# The task
Across all the records, filter for lines with the word "premio" and copy them.

# Source information
———

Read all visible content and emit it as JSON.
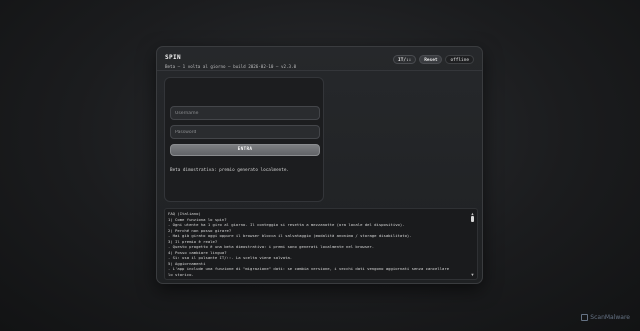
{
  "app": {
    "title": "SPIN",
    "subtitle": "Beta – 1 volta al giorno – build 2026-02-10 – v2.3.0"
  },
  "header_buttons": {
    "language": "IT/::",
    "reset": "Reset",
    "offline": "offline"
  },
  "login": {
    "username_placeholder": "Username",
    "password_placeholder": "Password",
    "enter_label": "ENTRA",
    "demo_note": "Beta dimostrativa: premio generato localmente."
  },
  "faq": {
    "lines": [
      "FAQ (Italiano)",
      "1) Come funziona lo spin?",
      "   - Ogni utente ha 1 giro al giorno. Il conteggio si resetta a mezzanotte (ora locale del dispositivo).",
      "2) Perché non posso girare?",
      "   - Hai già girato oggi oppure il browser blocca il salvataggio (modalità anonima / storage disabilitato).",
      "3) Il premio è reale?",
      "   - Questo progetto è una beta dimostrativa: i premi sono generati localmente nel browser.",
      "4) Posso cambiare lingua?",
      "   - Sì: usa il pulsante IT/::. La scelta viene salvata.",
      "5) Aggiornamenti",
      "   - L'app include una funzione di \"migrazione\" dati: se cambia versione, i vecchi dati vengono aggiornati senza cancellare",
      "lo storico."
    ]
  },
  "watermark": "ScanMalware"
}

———

# Task output
    "demo_note": "Beta dimostrativa: premio generato localmente."
      "3) Il premio è reale?",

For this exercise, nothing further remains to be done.